Retracing yesterdays route we returned to Pleasant Point and the Railway Museum where steam trains run over a 3km line. Ron wanted to see the world’s only Ford Model T Railcar and although it wasn’t operating that Friday morning we found several volunteers working on building a new siding who told us we could go into the shed and look around.
Heading north we came to Geraldine, a small country town with an Irish place name, where we had read there was a Giant Jersey. This was officially recognised by the Guinness Book of Records in 1999 and measures 16ft from wrist to wrist, is 7ft high, has a chest measurement of 120inches and weighs 5.5kg. It is housed in a shop where handcrafted knitwear is made. In another room of the shop is a replica of the Bayeux Tapestry Mosaic depicting the Norman Conquest of 1066. It is made on panels 12 inches high and the overall length is 111 feet. The mosaic is made from one and a half million tiny pieces of spring steel, each 1/96th inch in area and painted with enamel paint.
Geraldine is a nice town on the Inland Scenic Route and it was quite warm as we walked around the shops and visited a church in the square before finding a place for lunch. Returning to SH1 we continued on through Tinwald where there is a Pioneer Village and Railway Museum with restored traction engines. Further along the road we met several old traction engines being driven slowly along obviously for a weekend exhibition.
After a short stop at Rakaia we arrived at Fleur Lodge B&B in the Christchurch suburb of Avonhead at 3.30pm. We had no trouble finding it with the help of the directions from the lady at Fairley but without them I don’t think we would have done very well. The Hostess was very friendly, gave us afternoon tea and talked for two hours! Later we went to the nearby shopping centre and bought Chinese take-away, which we ate at the kitchen bar. We spent the evening re-packing the cases ready for our return home the next day and did well to get everything back into them.
At 8.45 the next morning we left to drive the 20mins to the Christchurch Airport. We did not have to go through any city so it was very easy and after leaving the car in the Hertz Car Park we checked in our luggage only a few minutes before passengers from two bus tours arrived. We paid the departure tax, changed our money, filled in the customs forms, took the keys to Hertz and were finished by 10am so thought we did well.
This left us plenty of time for morning tea and a look around the shops. We bought placemats which we later collected after we had passed through customs. Our flight left at 11.45 about 15mins late and we had a rough trip.

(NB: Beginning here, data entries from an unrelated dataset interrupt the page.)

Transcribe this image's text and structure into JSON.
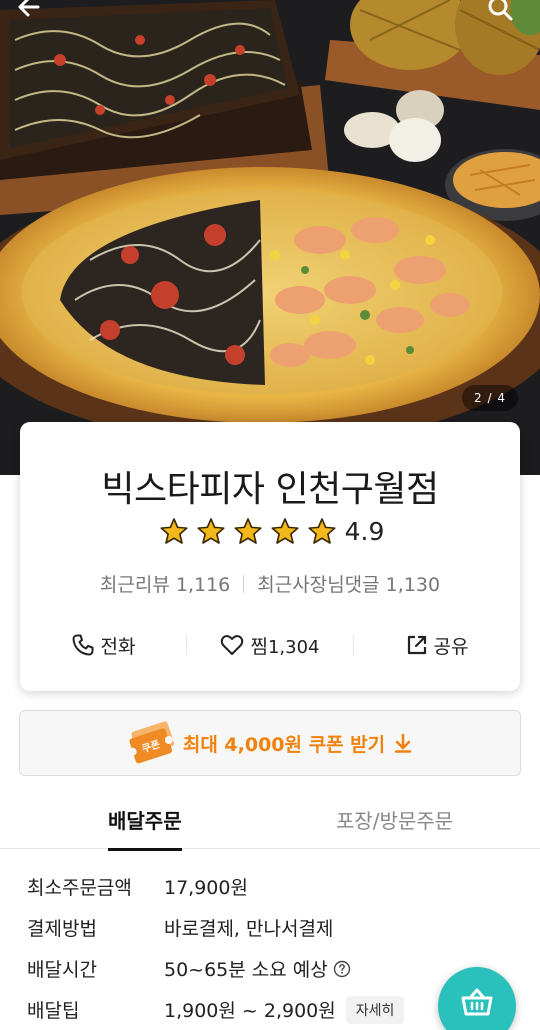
{
  "hero": {
    "page_indicator": "2 / 4"
  },
  "store": {
    "name": "빅스타피자 인천구월점",
    "rating": "4.9",
    "stars": 5,
    "recent_reviews": "최근리뷰 1,116",
    "owner_replies": "최근사장님댓글 1,130",
    "call_label": "전화",
    "like_label": "찜",
    "like_count": "1,304",
    "share_label": "공유"
  },
  "coupon": {
    "icon_label": "쿠폰",
    "text": "최대 4,000원 쿠폰 받기"
  },
  "tabs": {
    "delivery": "배달주문",
    "pickup": "포장/방문주문"
  },
  "info": [
    {
      "label": "최소주문금액",
      "value": "17,900원"
    },
    {
      "label": "결제방법",
      "value": "바로결제, 만나서결제"
    },
    {
      "label": "배달시간",
      "value": "50~65분 소요 예상"
    },
    {
      "label": "배달팁",
      "value": "1,900원 ~ 2,900원",
      "chip": "자세히"
    }
  ],
  "icons": {
    "back": "arrow-left-icon",
    "search": "search-icon",
    "call": "phone-icon",
    "like": "heart-icon",
    "share": "share-icon",
    "coupon": "coupon-ticket-icon",
    "download": "arrow-down-icon",
    "help": "question-circle-icon",
    "cart": "basket-icon"
  },
  "colors": {
    "star": "#f5b81c",
    "coupon_accent": "#f0820d",
    "cart_fab": "#2ac1bc"
  }
}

For a while we didn’t think the attendants would be able to serve drinks. We arrived in Brisbane at 1.30pm Australian time (N.Z. 3.30pm) and as we had a five and half hour wait for the flight to Rockhampton we took our time getting through immigration and customs. We left the luggage at the Qantas forwarding desk and took the train to the Domestic Terminal where we sat and watched the planes coming and going for about two hours. A bit different from our rushed changeover when we set off! There is not much to do or see at Brisbane Airport but we walked to the far end and had a drink then went to our departure gate. About 5pm all the storm-warning lights around the tarmac and on each corner of the building started flashing and dark clouds rolled in. Just what we would need to be held up by a storm!
We boarded at 6.45pm and although the trip was a bit rough and there was lightning around we arrived on time at Rockhampton at 8.05.
We were met by Sam and Mavis Vaughan and grandson Matthew and arrived home just after 9pm after a very enjoyable four-week trip to New Zealand.